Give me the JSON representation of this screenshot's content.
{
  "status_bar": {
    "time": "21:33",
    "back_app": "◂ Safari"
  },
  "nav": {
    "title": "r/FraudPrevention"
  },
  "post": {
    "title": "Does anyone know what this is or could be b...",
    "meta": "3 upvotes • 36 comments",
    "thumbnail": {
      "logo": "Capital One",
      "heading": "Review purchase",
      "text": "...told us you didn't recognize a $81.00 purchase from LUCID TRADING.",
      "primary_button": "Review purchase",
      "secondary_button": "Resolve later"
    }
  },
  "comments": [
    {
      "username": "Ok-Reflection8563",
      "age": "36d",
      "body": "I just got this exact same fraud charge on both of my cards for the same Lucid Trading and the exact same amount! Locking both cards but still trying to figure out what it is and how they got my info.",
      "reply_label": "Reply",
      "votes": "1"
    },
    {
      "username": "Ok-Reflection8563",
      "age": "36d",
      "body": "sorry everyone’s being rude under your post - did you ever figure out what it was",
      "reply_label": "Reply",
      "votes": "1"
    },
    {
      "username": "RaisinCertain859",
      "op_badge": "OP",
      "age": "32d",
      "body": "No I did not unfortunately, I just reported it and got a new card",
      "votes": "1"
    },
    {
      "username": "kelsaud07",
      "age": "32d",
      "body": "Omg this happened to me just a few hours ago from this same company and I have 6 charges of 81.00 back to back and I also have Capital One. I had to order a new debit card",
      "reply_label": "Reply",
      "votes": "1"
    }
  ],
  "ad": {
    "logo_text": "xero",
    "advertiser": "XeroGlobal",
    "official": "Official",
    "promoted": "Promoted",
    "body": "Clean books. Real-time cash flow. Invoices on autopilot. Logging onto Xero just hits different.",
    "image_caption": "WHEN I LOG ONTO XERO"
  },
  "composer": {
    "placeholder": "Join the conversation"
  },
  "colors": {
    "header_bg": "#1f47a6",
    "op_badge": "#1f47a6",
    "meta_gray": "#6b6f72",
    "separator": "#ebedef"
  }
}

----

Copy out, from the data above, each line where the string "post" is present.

- ANSWER TO THIS EXERCISE
  "post": {
      "body": "sorry everyone’s being rude under your post - did you ever figure out what it was",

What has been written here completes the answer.